Long-windedness isn’t a problem for the famous adventurer Sir Walter Ralegh, who here gives us a portion of the soles occidere of Catullus very nearly as taut and pointed as the original:
The sun may set and rise:
But we contrariwise
Sleep after our short light
One everlasting night.
But it’s not just the mighty and famous you’ll find in this volume (if you can find this volume at all – I presume it’s available online, like everything else) – the editors have seen fit, charmingly, to include a small sample from “the young gentlemen of Mr. Rule’s Academy at Islington.” This is a bit of the parcius iunctas of Horace, published in 1766:
Horace is also represented by the volume’s only selection from a woman, this portion of the solvitur acris done by Lady Mary Wortley Montagu:
Sharp winter now dissolved, the linnets sing,
The grateful breath of pleasing Zephyrs bring
The welcome joys of long desired spring.
The galleys now for open sea prepare,
The herds forsake their stalls for balmy air,
The fields adorned with green approaching sun declare.
In shining nights the charming Venus leads
Her troops of Graces, and her lovely maids
Who gaily trip the ground in myrtle shades

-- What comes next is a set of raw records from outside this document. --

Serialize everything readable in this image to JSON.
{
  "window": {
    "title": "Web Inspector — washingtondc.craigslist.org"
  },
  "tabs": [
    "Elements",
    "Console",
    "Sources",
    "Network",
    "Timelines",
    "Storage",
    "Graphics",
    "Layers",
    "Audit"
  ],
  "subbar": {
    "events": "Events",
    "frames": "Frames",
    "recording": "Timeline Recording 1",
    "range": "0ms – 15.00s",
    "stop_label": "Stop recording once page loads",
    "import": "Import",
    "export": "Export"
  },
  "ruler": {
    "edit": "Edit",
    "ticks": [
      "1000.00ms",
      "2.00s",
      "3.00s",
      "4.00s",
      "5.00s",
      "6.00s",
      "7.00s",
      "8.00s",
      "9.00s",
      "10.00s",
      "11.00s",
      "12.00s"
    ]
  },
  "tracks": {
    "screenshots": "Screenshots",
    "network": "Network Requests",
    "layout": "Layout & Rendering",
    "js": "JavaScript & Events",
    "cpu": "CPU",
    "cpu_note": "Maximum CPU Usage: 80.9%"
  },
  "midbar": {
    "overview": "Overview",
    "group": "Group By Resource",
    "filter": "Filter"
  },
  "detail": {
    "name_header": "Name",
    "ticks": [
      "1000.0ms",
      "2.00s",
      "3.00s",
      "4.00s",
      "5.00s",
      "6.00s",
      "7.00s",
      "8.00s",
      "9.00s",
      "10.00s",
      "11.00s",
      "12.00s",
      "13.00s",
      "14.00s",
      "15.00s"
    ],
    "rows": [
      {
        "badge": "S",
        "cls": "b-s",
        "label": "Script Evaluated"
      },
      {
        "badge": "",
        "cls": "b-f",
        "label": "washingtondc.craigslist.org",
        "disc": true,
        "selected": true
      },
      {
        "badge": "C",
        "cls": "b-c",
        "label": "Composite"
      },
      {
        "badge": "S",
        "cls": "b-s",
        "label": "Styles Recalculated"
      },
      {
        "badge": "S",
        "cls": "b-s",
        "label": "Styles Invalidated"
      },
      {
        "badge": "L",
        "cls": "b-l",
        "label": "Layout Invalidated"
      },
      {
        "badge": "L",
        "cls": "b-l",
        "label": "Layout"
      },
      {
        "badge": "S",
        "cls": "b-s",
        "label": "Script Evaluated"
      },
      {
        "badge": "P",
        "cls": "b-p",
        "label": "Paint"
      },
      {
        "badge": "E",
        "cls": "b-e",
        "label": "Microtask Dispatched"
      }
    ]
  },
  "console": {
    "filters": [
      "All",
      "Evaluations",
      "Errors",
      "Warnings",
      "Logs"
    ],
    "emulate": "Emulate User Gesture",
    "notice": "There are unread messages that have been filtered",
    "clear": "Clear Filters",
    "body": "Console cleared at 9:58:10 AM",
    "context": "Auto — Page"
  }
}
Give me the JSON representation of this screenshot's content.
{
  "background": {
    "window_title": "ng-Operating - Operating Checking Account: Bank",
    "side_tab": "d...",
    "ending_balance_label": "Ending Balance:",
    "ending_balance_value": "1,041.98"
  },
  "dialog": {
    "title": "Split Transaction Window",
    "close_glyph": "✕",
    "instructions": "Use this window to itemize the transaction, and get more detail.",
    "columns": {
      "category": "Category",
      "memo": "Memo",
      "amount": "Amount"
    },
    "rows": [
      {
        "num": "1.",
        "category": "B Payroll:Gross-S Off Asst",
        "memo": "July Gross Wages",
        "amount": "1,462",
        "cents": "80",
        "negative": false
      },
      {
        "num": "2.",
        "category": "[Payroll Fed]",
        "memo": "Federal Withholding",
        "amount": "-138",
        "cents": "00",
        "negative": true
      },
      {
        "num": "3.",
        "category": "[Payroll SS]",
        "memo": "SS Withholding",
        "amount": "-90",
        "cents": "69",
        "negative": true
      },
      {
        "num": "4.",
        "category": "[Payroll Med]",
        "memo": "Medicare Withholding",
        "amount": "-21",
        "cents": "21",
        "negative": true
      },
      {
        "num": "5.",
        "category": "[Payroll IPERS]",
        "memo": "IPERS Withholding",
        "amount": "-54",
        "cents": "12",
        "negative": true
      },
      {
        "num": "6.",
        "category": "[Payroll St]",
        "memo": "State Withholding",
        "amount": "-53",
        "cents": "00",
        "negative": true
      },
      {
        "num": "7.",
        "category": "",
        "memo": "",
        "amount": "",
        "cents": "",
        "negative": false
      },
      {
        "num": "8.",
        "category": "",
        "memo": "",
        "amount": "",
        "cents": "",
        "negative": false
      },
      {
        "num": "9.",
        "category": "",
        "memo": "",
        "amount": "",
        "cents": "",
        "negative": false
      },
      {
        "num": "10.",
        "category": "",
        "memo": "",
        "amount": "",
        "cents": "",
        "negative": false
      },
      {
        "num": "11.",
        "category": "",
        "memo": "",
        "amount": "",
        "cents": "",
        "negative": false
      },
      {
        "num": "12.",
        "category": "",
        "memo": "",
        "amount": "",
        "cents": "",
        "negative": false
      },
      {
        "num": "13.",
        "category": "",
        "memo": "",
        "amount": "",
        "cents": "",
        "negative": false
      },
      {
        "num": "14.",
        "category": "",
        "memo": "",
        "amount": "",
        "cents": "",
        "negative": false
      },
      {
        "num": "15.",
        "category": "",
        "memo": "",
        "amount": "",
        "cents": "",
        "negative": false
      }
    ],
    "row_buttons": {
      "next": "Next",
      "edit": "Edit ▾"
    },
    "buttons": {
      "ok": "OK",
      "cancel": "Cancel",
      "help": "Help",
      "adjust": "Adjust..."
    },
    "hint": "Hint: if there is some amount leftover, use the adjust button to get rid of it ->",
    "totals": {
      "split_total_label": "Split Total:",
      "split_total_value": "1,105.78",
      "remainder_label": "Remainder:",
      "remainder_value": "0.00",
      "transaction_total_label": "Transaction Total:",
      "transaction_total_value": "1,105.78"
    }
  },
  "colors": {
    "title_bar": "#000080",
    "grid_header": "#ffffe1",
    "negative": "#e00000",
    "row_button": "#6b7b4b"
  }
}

And sadly, there are names here that lack the glitter of either Lady Mary or her arch-nemesis (every writer should have one) Pope, though not from wanting it badly. Foremost here must be our sad old acquaintance Branwell Bronte, the alcoholic failure dreamboat brother of those super-talented Bronte sisters. There’s a snippet of his work on the sunt quos curriculo of Horace – showing, it must be admitted, a bit of strain:
Many there are whose pleasure lies
In striving for the victor’s prize,
Whom dust clouds, drifting o’er the throng
As whirls the Olympic car along,
And kindling wheels, and close shunned goal
Amid the highest gods enroll
And naturally no such anthology would be complete without that most Romanesque of all the Romantics, Lord Byron. His translations form the Romans were, you should pardon the expression, legion – we’ll never known how many he consigned to the fireplace, but what we have is almost universally choice. And really, could there readily be a better latter-day candidate to do justice to the passionate mood-swings of Catullus? We’ll let them both have the last word here:
Equal to Jove, that youth must be,
Greater than Jove, he seems to me,
Who, free from jealousy’s alarms,
Securely, views thy matchless charms;
That cheek, which ever dimpling grows,
That mouth, from which such music flows,
To him, alike, are always known,
Reserved for him, and him alone.
Ah! Lesbia! though ‘tis death to me,
I cannot choose but look on thee.